To be honest, and Eli is always honest, good intentions slip away when one is sleeping through a lockdown, one day like another, and another and another and one simply stays in bed and does not visit Rabett Run muchly

However to continue where we left off, Eli has come across a a rather nice way of showing how absorption of thermal radiation in the atmosphere warms the surface.

Start with the simplest case the surface of an Earth whose atmosphere does not absorb infrared radiation. Solar energy q falling on the surface warms it until the surface can radiate an equal amount of energy. The temperature at which this happens is given by the Stefan-Boltzman equation.

Ok, this is a bit simplified, no albedo, all the energy is absorbed and none reflected and the emissivity of the surface is unity, no view factor, but that can be added back in later, here all Eli wants to do is establish the principle.

What would happen if we added two absorbing layers between the surface and space

Since the heat, the net thermal energy passing between each layer has to be the same as the heat going into the surface, q, there are three equations. At the top, the heat, being radiated to space is just the same as the heat injected at the bottom, and is given by σT_{2}^{4}.

Between the first and second layer the same amount of heat, q, is transferred. In this case, q is the net difference between the thermal energy transferred upwards as shown by the blue arrow and the backradiation from the top layer shown by the orange arrow. Note that at the top the backradiation equals the radiation emitted to space which in turn is equal to the radiation absorbed at the bottom. Conservation of energy and all that.

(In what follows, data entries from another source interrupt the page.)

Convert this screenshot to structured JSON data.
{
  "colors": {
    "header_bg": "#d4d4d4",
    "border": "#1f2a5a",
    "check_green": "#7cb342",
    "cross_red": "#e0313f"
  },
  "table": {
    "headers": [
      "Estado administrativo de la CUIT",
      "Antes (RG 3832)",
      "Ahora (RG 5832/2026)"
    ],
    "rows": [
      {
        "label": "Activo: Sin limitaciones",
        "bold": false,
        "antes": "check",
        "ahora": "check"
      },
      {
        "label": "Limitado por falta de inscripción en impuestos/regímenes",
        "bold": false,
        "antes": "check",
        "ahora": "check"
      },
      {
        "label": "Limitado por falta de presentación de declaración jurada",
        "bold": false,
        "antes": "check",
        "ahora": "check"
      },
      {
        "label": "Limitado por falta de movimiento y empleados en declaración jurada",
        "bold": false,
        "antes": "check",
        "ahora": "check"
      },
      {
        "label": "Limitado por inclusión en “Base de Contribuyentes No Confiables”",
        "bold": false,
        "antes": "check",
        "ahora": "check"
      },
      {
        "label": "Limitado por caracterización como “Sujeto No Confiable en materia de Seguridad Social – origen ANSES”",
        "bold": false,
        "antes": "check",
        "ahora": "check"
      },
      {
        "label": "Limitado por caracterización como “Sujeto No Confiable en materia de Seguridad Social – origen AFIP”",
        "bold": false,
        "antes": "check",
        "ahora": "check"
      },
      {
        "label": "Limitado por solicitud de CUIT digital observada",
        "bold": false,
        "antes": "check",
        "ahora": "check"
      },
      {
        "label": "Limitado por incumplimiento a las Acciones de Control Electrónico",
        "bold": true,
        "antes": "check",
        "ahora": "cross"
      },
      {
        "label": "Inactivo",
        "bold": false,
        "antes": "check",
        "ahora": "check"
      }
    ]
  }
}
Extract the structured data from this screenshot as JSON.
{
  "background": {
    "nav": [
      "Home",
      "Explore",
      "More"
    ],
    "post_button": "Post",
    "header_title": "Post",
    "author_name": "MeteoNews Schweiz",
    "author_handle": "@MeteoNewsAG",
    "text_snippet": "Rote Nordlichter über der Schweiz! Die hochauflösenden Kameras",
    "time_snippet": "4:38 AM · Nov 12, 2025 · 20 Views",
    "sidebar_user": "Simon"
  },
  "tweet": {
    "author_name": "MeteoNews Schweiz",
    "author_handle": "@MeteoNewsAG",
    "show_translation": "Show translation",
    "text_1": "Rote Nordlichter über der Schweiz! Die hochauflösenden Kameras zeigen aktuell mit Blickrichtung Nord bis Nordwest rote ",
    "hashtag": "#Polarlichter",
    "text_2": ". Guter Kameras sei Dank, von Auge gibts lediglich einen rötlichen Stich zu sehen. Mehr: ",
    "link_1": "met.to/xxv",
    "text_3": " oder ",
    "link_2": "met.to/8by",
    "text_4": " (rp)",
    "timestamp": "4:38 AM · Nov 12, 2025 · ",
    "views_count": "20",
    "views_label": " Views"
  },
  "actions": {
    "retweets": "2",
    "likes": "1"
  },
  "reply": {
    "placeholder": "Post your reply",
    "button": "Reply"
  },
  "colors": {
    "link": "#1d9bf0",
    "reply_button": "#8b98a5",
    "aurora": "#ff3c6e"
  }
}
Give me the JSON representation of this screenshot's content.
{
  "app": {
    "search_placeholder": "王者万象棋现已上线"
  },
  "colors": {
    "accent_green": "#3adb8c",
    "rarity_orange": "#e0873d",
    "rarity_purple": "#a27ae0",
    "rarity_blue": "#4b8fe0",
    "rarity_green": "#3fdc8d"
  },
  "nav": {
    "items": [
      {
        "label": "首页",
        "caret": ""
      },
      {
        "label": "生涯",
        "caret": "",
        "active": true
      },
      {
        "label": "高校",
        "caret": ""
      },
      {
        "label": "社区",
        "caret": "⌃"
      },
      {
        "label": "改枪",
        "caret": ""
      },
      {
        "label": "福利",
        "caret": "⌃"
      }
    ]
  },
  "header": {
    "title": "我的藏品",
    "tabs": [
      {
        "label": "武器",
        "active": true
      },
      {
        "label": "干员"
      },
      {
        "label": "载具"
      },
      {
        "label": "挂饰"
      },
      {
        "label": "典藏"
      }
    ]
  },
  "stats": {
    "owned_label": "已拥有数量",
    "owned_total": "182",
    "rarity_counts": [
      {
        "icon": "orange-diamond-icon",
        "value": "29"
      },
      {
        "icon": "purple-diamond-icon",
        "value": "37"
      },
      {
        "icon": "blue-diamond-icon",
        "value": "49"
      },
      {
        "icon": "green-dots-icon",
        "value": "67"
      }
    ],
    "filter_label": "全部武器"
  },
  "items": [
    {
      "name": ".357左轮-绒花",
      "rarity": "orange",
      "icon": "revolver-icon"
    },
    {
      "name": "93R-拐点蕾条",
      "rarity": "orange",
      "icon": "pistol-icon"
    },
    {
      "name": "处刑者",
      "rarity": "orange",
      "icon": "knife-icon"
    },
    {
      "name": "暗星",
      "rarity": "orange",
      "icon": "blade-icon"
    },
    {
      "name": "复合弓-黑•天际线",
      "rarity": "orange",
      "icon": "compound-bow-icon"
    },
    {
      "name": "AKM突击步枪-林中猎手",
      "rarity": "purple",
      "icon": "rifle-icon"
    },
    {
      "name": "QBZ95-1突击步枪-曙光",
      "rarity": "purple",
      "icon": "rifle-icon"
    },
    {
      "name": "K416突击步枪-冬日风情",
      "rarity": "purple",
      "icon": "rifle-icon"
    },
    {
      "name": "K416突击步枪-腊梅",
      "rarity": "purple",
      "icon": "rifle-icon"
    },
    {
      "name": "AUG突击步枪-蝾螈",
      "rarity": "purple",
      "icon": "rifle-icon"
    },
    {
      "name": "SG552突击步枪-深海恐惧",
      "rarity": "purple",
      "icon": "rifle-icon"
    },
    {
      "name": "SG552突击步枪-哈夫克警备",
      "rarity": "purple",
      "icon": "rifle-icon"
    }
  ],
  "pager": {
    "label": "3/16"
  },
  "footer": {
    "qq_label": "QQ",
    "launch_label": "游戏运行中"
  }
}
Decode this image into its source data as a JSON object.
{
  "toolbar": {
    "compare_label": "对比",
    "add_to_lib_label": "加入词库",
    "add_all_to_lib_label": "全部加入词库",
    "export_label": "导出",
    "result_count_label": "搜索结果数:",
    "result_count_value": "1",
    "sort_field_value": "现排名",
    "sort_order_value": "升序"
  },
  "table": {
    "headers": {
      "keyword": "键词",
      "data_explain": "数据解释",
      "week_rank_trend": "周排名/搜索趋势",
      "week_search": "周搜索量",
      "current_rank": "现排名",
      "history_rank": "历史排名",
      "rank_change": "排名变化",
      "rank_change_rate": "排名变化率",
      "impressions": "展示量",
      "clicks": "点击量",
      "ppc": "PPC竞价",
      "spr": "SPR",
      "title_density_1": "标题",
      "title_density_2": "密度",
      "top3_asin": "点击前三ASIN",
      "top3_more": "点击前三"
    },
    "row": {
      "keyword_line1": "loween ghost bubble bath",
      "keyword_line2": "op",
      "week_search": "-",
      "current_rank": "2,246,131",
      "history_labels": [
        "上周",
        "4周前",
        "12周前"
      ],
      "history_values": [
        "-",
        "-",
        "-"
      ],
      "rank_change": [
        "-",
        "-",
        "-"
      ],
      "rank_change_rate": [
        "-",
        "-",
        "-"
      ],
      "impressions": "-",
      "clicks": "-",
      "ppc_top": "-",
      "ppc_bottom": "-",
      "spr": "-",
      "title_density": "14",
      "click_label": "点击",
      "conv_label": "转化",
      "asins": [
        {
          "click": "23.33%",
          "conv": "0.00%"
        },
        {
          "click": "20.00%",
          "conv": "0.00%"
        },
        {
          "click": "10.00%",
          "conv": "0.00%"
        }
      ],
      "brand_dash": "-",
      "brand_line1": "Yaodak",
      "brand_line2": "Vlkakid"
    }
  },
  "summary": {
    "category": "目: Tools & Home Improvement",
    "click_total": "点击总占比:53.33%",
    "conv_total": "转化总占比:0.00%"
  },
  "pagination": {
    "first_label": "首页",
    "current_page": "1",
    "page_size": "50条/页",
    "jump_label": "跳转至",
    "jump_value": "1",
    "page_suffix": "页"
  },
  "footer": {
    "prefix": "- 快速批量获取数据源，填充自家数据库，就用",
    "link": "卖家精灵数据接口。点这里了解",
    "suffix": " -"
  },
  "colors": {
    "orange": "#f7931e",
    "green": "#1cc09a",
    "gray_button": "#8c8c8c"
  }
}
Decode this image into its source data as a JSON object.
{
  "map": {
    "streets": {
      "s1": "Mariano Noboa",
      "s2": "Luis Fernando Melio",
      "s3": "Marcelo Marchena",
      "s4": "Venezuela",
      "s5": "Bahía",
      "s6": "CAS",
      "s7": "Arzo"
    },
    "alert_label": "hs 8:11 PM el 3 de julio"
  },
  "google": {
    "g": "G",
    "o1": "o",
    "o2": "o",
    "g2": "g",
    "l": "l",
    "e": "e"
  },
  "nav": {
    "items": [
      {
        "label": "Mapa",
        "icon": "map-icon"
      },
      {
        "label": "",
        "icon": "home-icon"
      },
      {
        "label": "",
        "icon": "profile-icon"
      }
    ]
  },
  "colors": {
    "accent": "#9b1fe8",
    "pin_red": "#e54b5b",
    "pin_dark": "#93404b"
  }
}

At the bottom, the heat transferred between the surface and the first layer is also q, but in this case the difference is between the upwards thermal radiation from the surface, σT_{0}^{4} and the backradiation from the first layer σT_{1}^{4}

Three equation, add them up, and you get that 3q = σT_{0}^{4}, solve for T_{0} and compare to the result with only a surface. The temperature of the surface is warmer by a factor of 3^{1/4} or if you want numbers about 1.3.

By inspection (instructor speak for do the work) if you had N layers the surface would warm by a factor of N^{1/4} while the input and output of heat from the system remains constant.

Vacuum ovens use this principle with multiple heat shields to slow the transfer of heat from the inside to the outside and that is where Eli first came across them when he was but a little guy building his own systems. (not nearly as neat as this one). Looking closely there are about 7 layers to the cake here.

There are a lot of discussions on line of

one layer energy balance models for the Earth's atmosphere which explicitly include emissivity and albedo, coming up with an effective emissivity of about 0,77 across the entire IR spectrum, but the multilayer POV puts paid to the argument that backradiation can't make the surface warmer